-------- Supplied material

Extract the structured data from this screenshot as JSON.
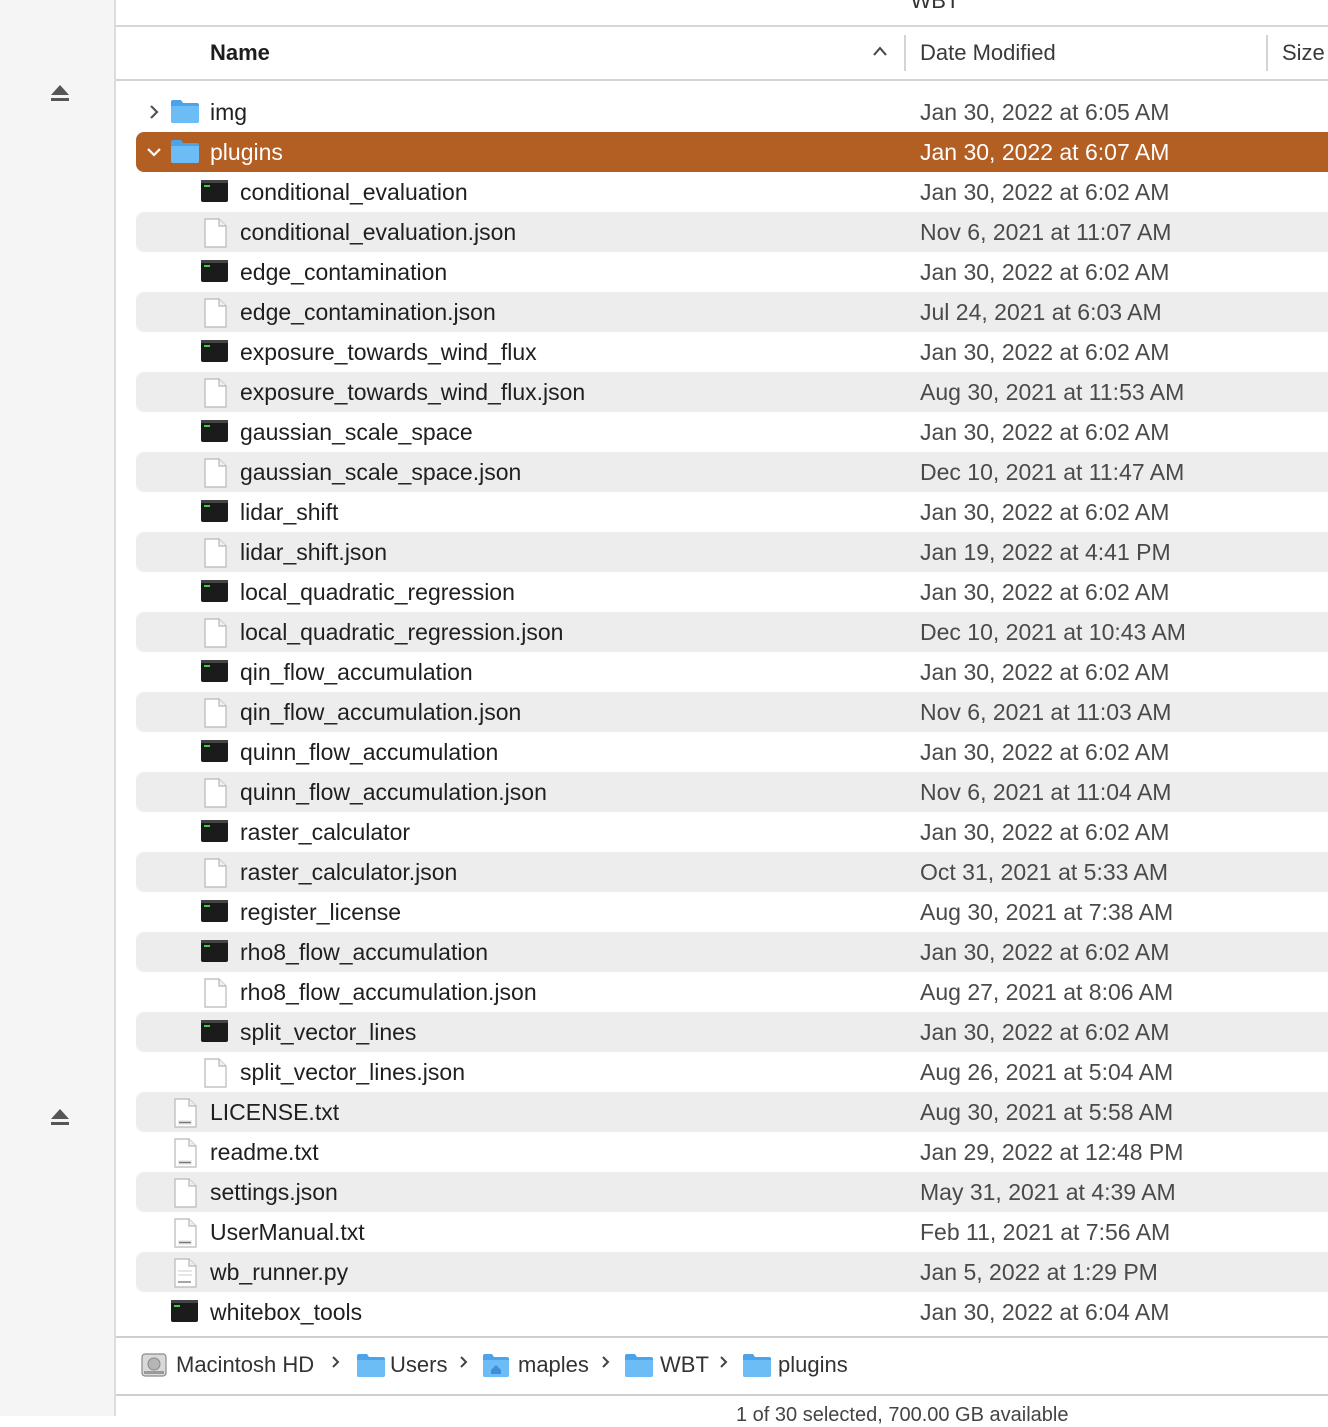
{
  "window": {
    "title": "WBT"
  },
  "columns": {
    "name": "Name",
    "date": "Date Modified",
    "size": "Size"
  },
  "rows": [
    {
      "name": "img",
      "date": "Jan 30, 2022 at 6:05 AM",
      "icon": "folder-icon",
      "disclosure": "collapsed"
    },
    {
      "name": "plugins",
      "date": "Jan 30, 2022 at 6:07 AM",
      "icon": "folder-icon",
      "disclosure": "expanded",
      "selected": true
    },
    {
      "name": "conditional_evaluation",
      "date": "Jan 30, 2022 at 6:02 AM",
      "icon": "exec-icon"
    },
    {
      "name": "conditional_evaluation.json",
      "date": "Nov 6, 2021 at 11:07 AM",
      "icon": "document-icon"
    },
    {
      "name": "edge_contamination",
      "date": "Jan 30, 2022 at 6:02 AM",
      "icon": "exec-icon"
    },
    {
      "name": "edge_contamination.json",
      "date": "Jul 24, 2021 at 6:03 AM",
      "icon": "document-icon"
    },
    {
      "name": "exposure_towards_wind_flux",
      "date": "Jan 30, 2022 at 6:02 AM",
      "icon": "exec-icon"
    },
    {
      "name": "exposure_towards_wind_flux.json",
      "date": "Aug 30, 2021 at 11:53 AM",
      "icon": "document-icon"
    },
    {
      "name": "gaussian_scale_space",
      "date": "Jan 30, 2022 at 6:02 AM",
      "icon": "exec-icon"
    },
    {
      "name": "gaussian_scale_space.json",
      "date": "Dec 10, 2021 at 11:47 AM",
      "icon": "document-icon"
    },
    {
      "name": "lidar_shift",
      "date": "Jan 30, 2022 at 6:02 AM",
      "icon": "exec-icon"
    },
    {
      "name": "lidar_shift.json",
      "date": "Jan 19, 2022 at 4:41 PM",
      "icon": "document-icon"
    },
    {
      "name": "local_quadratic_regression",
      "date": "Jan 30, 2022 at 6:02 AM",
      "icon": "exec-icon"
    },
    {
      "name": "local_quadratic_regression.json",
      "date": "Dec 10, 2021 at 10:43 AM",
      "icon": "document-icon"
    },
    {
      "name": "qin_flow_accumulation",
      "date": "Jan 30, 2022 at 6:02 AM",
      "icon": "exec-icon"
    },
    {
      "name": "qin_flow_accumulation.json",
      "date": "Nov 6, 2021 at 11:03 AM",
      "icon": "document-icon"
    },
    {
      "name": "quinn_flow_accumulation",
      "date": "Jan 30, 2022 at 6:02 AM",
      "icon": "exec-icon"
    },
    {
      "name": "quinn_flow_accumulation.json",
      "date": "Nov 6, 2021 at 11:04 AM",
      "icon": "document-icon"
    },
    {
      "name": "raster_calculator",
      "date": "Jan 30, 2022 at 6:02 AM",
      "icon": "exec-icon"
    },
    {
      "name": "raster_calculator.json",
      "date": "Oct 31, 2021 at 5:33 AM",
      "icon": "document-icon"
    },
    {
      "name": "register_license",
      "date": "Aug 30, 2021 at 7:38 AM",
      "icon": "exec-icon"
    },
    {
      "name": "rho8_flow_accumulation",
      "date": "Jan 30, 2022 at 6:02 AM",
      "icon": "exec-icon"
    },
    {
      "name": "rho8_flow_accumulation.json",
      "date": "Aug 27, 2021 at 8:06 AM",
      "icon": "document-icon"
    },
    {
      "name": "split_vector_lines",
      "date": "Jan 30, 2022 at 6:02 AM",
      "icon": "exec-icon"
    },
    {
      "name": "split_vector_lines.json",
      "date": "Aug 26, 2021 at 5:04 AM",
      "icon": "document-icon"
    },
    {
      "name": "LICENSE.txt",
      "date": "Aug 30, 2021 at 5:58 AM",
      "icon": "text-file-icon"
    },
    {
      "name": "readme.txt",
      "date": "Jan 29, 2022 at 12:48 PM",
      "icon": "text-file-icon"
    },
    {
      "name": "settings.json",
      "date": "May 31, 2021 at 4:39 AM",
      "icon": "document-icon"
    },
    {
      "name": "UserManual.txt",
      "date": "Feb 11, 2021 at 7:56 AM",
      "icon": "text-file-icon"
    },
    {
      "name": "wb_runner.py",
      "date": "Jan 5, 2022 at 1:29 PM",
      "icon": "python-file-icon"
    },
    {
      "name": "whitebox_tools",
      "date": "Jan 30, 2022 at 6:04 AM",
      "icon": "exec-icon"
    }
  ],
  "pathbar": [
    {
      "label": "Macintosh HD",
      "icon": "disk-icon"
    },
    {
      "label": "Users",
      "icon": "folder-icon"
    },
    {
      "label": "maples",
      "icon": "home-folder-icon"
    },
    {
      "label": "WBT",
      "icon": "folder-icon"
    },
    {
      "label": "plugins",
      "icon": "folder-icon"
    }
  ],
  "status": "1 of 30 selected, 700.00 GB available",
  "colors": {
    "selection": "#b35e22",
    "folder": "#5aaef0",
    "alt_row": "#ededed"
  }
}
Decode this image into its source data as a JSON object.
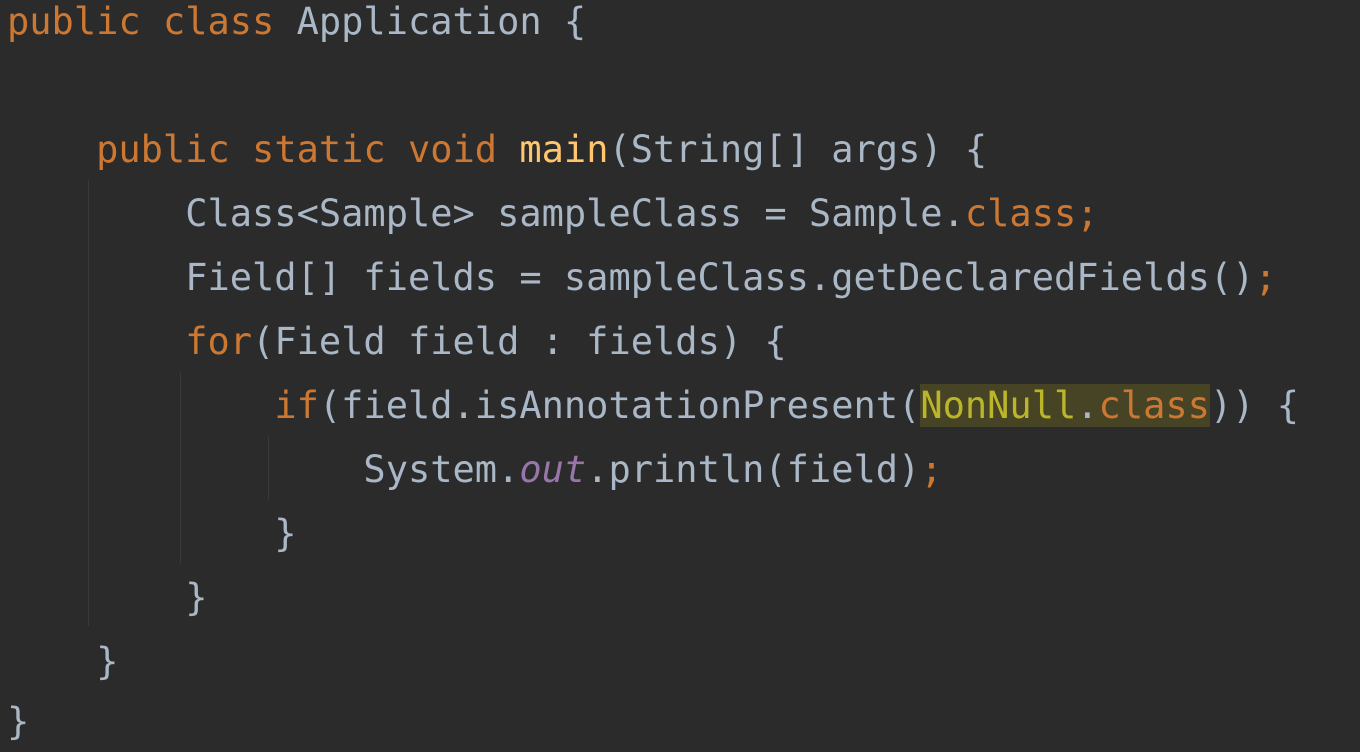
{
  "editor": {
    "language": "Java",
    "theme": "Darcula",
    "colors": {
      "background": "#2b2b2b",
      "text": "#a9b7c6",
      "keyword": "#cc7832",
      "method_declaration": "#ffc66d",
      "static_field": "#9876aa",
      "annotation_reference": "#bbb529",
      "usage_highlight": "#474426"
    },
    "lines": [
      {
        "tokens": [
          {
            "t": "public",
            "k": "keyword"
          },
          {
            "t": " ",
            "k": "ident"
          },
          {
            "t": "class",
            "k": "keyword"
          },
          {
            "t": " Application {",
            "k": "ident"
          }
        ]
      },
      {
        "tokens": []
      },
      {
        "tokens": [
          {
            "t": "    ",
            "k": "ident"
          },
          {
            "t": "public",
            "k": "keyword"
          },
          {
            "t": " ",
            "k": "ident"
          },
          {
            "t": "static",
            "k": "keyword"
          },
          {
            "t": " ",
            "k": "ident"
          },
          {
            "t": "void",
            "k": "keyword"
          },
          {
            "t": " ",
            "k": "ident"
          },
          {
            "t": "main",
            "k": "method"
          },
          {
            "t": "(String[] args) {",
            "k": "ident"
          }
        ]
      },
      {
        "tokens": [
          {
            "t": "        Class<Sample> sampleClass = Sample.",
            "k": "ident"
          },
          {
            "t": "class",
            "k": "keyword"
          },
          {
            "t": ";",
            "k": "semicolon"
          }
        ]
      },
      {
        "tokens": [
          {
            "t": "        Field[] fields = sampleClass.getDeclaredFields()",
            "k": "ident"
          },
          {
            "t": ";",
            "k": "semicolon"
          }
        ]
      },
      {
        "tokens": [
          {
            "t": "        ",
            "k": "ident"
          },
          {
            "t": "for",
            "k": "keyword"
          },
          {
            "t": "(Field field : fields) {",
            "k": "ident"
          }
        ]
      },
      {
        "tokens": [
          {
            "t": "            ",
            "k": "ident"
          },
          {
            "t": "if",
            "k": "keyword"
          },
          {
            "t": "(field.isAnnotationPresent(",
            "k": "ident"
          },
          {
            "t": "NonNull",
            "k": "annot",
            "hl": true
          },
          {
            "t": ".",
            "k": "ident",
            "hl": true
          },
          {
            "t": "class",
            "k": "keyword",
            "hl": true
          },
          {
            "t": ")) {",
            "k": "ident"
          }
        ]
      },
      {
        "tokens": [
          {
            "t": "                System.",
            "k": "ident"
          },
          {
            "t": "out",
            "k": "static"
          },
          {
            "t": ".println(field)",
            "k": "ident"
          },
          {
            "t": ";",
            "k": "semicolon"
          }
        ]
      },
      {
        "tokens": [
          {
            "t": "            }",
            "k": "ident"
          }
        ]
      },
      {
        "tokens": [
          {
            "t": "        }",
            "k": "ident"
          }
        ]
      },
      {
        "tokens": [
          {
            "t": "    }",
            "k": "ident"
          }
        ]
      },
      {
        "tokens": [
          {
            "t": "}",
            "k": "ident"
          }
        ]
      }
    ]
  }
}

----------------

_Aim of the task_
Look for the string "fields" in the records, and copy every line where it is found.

_Result_
            "t": "        Field[] fields = sampleClass.getDeclaredFields()",
            "t": "(Field field : fields) {",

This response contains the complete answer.